In the Wild West, outlaws were quite difficult to capture. Local sheriffs didn’t have the resources or manpower to find and subdue these dangerous criminals, so they’d often let other people capture outlaws for a reward. Of course, this motivated many to act aggressively to find the wanted outlaws.

“Wanted” posters offering large amounts of money motivated people to become what is now known as bounty hunters. These bounty hunters often stopped at nothing to find and bring in the outlaws, “dead or alive.”

Today, rogue bounty hunters are still around. However, with American business involved, today’s bounty hunters are trained and licensed professionals. Bounty hunters are typically rewarded 10% of the total bail amount, which can be very motivating if a defendant’s bail is high. Today, bounty hunting is an industry all on its own.

See: A Brief Glossary of Bail Bond Terms

Bail, Explained

When an inmate posts bail—whether in full or with a bail bond—the money is held temporarily by the court until the inmate meets all their obligations. Think of the bail money as a type of insurance to ensure inmates return to court for their appointments and hearings.

Of course, the more severe the crime, the higher the bail amount is. Depending on how severe the crime is, a judge may choose not to set bail at all. This amount is so high partly because it acts as an incentive. If an inmate wants their money back, they must appear for their court dates and meet all their legal requirements.

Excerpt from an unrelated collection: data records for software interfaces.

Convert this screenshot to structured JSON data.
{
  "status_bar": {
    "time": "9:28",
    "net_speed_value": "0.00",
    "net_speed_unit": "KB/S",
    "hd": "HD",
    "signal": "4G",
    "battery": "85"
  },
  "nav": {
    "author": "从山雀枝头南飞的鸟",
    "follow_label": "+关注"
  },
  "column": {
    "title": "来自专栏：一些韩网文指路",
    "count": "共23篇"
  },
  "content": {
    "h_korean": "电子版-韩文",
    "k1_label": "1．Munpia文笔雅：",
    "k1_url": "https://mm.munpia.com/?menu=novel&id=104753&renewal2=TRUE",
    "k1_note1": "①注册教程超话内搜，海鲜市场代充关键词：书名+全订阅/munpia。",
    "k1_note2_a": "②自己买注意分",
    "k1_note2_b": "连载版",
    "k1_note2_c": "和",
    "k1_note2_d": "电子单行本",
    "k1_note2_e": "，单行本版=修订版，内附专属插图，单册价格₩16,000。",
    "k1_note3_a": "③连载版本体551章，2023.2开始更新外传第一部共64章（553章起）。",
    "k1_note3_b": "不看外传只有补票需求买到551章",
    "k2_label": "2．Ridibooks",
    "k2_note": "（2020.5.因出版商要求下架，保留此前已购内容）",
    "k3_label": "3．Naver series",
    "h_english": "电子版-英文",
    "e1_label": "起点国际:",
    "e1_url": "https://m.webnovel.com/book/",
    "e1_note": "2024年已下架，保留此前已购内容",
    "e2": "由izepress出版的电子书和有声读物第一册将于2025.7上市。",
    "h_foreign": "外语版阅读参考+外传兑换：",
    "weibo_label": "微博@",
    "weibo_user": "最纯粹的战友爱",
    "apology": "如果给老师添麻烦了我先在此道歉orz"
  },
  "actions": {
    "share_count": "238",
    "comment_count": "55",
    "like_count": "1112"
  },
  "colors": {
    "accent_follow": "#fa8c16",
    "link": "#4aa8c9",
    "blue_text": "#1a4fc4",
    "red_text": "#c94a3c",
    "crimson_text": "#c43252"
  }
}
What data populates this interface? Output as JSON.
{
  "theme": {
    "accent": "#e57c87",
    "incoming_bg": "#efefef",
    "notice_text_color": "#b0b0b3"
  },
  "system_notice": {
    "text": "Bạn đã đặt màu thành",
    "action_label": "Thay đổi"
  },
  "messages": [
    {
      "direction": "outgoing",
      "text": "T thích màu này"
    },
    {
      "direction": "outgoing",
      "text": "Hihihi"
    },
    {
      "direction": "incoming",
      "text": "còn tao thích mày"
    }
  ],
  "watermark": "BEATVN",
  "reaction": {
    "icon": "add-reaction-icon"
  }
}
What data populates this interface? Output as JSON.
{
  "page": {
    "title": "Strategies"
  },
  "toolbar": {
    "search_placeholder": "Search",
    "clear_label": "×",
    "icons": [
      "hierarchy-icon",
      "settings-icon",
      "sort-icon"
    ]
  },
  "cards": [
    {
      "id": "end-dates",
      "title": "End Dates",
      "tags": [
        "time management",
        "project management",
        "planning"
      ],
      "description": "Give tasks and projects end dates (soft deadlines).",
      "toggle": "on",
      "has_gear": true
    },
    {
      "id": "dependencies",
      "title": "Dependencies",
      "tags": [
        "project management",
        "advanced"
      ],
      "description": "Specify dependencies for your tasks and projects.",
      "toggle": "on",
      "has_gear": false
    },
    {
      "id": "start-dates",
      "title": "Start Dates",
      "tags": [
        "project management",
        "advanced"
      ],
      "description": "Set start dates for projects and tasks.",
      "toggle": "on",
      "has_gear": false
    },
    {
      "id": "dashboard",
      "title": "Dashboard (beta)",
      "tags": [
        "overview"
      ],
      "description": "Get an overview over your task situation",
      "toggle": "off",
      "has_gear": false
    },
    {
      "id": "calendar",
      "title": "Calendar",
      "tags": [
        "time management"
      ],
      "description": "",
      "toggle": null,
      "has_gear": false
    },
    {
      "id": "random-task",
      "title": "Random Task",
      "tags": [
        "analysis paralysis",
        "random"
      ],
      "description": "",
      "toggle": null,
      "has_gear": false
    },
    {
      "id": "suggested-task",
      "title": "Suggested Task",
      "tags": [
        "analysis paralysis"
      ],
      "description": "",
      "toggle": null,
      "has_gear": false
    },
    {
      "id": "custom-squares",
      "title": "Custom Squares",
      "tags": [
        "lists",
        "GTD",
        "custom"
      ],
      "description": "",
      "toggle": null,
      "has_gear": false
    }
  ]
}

See: 5 Huge Reasons to Use a Bail Bondsman

Bail Bonds Are a Risky Business

Not every inmate can afford their bail, especially if it’s high. This is where bail bondsmen come in. Bail bondsmen act on behalf of the inmate and post their bond, releasing them from jail. In exchange for this, the bail bondsmen takes 10% of the total bail.

However, not every inmate returns for their court date. In fact, around 20% of cases end up with the defendant “skipping bail” or not returning to complete their requirements. When this happens, the bail bondsmen is liable to pay the full bail amount to the court.

For this reason, bail bondsmen will sometimes ask for collateral from the defendant. Most of the time, bail bondsmen will require a third person to sign on behalf of the defendant, should they decide to flee. However, even collateral isn’t enough for certain defendants. That’s when bounty hunters come in.

What Are Bounty Hunters?

For certain cases, a bondsman will hire someone to track down “skips,” or a defendant skipping their bail. Many times, police don’t have the resources or authority to properly find and bring in defendants skipping bail. Bounty hunters have special authorities when it comes to finding defendants skipping bail.

Once a bounty hunter obtains a copy of the bail piece, or the paperwork that states the defendant is a fugitive, they are fully authorized to make the arrest. In fact, bounty hunters with a bail piece do not need a warrant. They can even enter the private property of the defendant, unannounced, and make an arrest without miranda rights.

However, even bounty hunters have some rules when it comes to their job. When it comes to entering a fugitive’s home, the bounty hunter can only do so if they know for a fact it belongs to the fugitive. Secondly, they can’t enter the homes of friends and family members of the fugitive.

See: A Grim Look Into Prison Life in Harris County

Bounty Hunter Rewards

Bounty hunters usually receive between 10 to 20 percent of the total bail bond. While this may not seem like much, it all depends on the fugitive and the total amount of their bail. Bringing in a fugitive with a bond for one million will result in the bounty hunter pocketing $100,000.

However, the job isn’t easy. The hours it takes for a bounty hunter to track down a fugitive can be anywhere from 80 to 100 hours a week. This includes generally dangerous work environments and hostile one-on-one situations.

When it comes to bounty hunting, the service seems to work. According to the National Association of Bail Enforcement Agents, bounty hunters capture 90 percent of all fugitive bail jumpers.

Is Bounty Hunting Legal?

Yes, bounty hunting is legal. However, their rights vary state to state. Generally, they have more authority than the police to arrest a fugitive bail jumper. When a defendant signs the bail bond contract, they essentially waive their constitutional rights to the bondsman. Signing the bail bond contract gives the bondsman permission to arrest them. In addition, signing the contract waives extradition, which allows them to take the fugitive to any state.

ABC Bail Bonds

We are the most trusted bail bonds company in Houston, serving all of Harris County, Texas. ABC Bail Bonds has been helping the Houston community for over 25 years, releasing inmates from jail faster than any other company. To learn more about how we can help get an inmate out of jail, contact us today.